Good morning, and welcome to Protocol Fintech. This Wednesday: the hidden risks of DAOs, Pinterest at the Ready and the Bitcoin Jesus default.
Off the chain
Since the days when Ben Ling spearheaded Google Checkout then jumped to Facebook, the ecommerce job at Google has been Mountain View’s equivalent to the Defense Against the Dark Arts professorship at Hogwarts. The revolving door at headquarters helps explain why Google’s long been on the back foot against Amazon in merging search and shopping. The last holder of the position, Bill Ready, just decamped to run Pinterest. Good for him, but who’s going to oversee ecommerce now? Replacing Ready falls to Prabhakar Raghavan, who’s recently been aligning Google’s shopping features more closely with search and ads.
DAO? More like d’oh.
Decentralized autonomous organizations, common in crypto projects, promise a fairer, more democratic governance structure than a traditional public company.
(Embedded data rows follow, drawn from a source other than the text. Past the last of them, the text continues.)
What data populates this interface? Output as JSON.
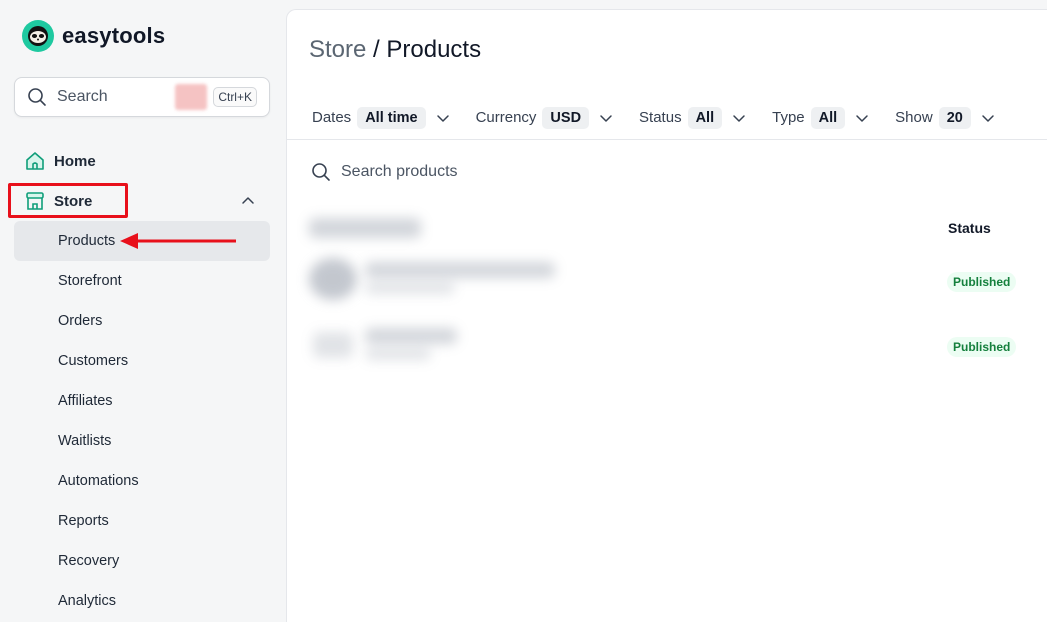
{
  "app": {
    "name": "easytools"
  },
  "sidebar": {
    "search_label": "Search",
    "search_shortcut": "Ctrl+K",
    "home_label": "Home",
    "store_label": "Store",
    "sub_items": [
      "Products",
      "Storefront",
      "Orders",
      "Customers",
      "Affiliates",
      "Waitlists",
      "Automations",
      "Reports",
      "Recovery",
      "Analytics"
    ]
  },
  "page": {
    "breadcrumb_parent": "Store",
    "breadcrumb_sep": " / ",
    "breadcrumb_current": "Products"
  },
  "filters": [
    {
      "label": "Dates",
      "value": "All time"
    },
    {
      "label": "Currency",
      "value": "USD"
    },
    {
      "label": "Status",
      "value": "All"
    },
    {
      "label": "Type",
      "value": "All"
    },
    {
      "label": "Show",
      "value": "20"
    }
  ],
  "product_search": {
    "placeholder": "Search products"
  },
  "table": {
    "status_header": "Status",
    "rows": [
      {
        "status": "Published"
      },
      {
        "status": "Published"
      }
    ]
  },
  "colors": {
    "brand": "#1ec9a0",
    "annotation": "#e8101b",
    "published_text": "#15803d"
  }
}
They often control substantial assets through treasures they oversee. But a few recent incidents have thrown DAOs’ virtues into question.
Solend, a Solana-based lending protocol, voted to reclaim a whale’s wallet that posed a risk to the rest of the protocol, then overturned that controversial vote. Some members of the Merit Circle DAO sought to refund an investment from Yield Guild Games, potentially in violation of an investment contract. All this has left many in the crypto industry wondering: What rights do DAO participants legally have? And what can parties that transact with a DAO expect?
The answer depends on the DAO. According to K&L Gates partner Andrew Hinkes, whose practice includes work on blockchain projects, it’s hard to make generalizations about what laws or regulations apply to a DAO because the organizations take on so many different forms.
- Some are what Hinkes describes as “legal DAOs.” These are rare, incorporated in one of three states that have applicable regulations: Tennessee, Wyoming or Vermont. State laws might regulate how DAOs reach a quorum or impose minimum cybersecurity requirements. The Lummis-Gillibrand crypto bill makes some provisions to recognize DAOs, though it largely leans on state-level registration.
- Then there are what Hinkes calls “alegal” DAOs. Participants in these DAOs collectively agree to make decisions on how they control digital assets using technology, without signing legally binding agreements. How all of this interacts with conventional legal contracts is a gray area.
Most of the DAOs that people are familiar with are alegal. These leave participants legally murky as to their rights to governance tokens and the digital assets controlled by the DAO. However, disappointed token holders may have recourse through the rules of the DAO, Hinkes explained.
- Yield Guild Games and the Merit Circle DAO ended up settling, buying out the investor’s stake for a tidy profit — and leaving the legal issues untested.
- In the case of Solend, participants considered a proposal to take over a whale’s wallet and liquidate its assets in an effort to keep the price of solana from sinking dangerously. The initial proposal passed with 97.5% of the vote.
- Because alegal DAOs write their own rules, they open themselves up to loopholes and vulnerabilities. In the case of Solend, one entity held 1 million of the 1.1 million votes which voted “yes” to overtake the whale. This is not a bug, but a feature — DAO rules didn’t prohibit a single user from owning most of the governance tokens.
- DAOs can devise rules to diversify their governance. Dream DAO, for example, reserves a new governance token for a future Gen Z participant every time an NFT is purchased, so that voting power and financial opportunity is reserved for future participants.
DAOs promise democratization, but they should carry a warning: Voter beware. Those who join a DAO — or do business with one — should “spend time to research the DAO, understand how it operates” and realize many DAOs are “experimental,” Hinkes said.
- In 2019, FinCEN issued guidance on crypto business models, offering some clarity on who can be sued, but not much. It suggests that developers who profit off the code they have written for a decentralized app could be held liable for negative consequences of their software. The guidance does not directly mention DAOs.
- The SEC is investigating DAOs that allow users to lend assets for others to trade. Under the Howey Test, investments in a “common enterprise” for which there is “reasonable expectation of profits” are subject to disclosure and registration requirements with the SEC.
In short, the only guaranteed…